As CEO, my days are dynamic and filled with a broad cross-section of individuals throughout the county. I’m fortunate to have the opportunity to meet with residents and youth (many with no home) who share their crucial insight on challenges impacting everyday living and hopes for the future. It’s through their eyes that navigate my day in discussions with school, nonprofit, health, and business leaders as well as policymakers as we work together to build true measurable solutions that respond to our community’s challenges. Above all, it’s an honor to take an idea to inception with my dedicated team at SBCS and our regional partners by implementing evidence-based programs that are changing the trajectory of families and communities.

Of all the boards in San Diego, why EDC?
To grow San Diego’s innovation economy: This is something that will demand a diversity of voices contributing to the conversation. The economic vitality of San Diego County is also crucial to the well-being of families we [SBCS] serve, and thus, important for us to take part in developing a strong local workforce to benefit employers, economy and our population.

Favorite quote?
“Be the kind of woman that when your feet hit the ground each morning, the devil says ‘oh sh*t, she’s up!'”

We know San Diego is a life-changing place, what was your life-changing moment?
A couple of summers into my undergraduate studies in biochemistry, my father insisted I needed a summer job. He proceeded to find one for me – a job as a lifeguard at a home for girls in New York. I spent the summer getting to know these young women who had lived through and experienced some truly horrible situations. They taught me about resilience. Most all, I learned the importance of community in helping to build strong families. Even though their homes were scattered with issues like violence, poverty, and drug abuse, the girl’s dreamed and hoped of returning home to their families. The following school year, I changed my major and this experience was in part the reason for my professional journey.

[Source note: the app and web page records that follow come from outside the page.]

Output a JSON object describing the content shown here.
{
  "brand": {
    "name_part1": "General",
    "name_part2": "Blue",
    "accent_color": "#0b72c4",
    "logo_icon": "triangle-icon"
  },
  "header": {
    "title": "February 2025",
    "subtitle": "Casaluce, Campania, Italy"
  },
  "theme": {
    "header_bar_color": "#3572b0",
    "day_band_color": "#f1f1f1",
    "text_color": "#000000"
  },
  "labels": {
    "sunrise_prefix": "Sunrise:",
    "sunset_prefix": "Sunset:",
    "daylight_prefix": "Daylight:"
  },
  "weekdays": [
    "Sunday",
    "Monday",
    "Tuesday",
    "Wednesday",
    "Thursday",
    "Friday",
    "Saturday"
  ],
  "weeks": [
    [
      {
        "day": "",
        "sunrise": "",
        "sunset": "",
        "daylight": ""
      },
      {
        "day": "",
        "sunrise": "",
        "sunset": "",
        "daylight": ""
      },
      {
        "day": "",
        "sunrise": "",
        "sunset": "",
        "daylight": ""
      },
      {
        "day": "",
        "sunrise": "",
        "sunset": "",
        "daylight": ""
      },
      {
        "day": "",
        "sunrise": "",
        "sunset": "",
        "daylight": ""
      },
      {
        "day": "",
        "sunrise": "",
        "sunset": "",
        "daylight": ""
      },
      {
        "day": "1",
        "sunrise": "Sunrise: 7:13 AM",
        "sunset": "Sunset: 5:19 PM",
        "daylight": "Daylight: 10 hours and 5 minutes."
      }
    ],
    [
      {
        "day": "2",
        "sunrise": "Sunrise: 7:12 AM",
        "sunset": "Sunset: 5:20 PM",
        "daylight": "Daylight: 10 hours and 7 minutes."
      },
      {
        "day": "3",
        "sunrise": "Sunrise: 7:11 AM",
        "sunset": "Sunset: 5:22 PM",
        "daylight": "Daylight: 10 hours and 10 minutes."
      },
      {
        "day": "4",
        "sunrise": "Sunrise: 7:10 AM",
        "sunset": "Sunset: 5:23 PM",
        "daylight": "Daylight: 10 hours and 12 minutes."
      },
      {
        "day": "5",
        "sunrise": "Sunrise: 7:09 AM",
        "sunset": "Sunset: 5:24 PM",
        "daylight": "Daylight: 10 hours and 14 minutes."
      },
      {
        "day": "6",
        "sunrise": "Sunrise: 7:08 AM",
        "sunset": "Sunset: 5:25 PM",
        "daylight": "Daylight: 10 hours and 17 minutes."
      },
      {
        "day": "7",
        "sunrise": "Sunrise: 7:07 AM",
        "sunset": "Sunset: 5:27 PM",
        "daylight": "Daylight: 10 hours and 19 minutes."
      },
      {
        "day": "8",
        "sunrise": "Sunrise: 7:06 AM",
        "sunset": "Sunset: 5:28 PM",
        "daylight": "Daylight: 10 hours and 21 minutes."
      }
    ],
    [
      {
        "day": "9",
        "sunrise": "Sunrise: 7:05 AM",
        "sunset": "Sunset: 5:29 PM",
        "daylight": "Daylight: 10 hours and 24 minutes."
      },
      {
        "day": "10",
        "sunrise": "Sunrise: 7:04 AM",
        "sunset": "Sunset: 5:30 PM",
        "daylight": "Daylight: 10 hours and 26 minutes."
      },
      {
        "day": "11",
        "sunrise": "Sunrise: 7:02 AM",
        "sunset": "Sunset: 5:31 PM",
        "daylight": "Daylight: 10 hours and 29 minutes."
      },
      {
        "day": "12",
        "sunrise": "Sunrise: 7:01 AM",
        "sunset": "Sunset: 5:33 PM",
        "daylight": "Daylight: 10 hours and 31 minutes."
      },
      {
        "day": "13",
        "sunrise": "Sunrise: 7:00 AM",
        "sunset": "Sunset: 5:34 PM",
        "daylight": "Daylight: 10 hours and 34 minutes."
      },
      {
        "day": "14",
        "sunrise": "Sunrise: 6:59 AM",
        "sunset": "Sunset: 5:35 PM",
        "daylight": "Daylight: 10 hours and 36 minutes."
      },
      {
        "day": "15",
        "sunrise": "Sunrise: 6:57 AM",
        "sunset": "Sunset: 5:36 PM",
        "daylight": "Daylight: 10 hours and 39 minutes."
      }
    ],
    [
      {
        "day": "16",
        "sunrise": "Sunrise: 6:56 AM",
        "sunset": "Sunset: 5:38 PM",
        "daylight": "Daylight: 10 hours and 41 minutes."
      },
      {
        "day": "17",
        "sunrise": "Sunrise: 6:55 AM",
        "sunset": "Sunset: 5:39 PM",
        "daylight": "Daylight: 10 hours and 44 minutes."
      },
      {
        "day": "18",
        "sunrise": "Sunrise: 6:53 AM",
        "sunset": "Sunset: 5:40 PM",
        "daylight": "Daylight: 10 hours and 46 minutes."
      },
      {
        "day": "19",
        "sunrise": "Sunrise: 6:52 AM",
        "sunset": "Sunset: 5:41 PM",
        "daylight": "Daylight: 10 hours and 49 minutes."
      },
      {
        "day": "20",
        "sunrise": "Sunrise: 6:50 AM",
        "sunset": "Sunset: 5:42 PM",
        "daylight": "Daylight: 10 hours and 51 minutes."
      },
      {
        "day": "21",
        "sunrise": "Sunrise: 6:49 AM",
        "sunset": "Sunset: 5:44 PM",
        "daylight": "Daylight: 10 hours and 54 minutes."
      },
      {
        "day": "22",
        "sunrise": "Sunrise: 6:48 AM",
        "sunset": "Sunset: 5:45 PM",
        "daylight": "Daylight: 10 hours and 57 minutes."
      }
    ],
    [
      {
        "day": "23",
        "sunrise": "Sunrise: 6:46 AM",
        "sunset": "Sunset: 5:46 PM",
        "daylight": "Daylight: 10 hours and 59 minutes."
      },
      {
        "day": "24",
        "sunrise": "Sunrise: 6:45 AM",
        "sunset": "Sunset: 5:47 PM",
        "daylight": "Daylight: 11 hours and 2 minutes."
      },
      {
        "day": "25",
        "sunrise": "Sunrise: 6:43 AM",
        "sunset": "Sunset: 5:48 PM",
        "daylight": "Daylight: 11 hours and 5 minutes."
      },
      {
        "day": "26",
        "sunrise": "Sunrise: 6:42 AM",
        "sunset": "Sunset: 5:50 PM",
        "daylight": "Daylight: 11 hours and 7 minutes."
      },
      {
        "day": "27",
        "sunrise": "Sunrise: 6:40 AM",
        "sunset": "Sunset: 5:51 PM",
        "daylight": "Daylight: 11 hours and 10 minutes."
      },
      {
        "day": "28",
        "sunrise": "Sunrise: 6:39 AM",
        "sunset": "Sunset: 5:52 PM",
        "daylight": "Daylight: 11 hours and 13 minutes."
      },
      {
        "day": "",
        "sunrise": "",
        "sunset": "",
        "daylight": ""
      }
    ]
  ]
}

What part of EDC interests you most?
I’m most interested in EDC’s inclusive growth efforts.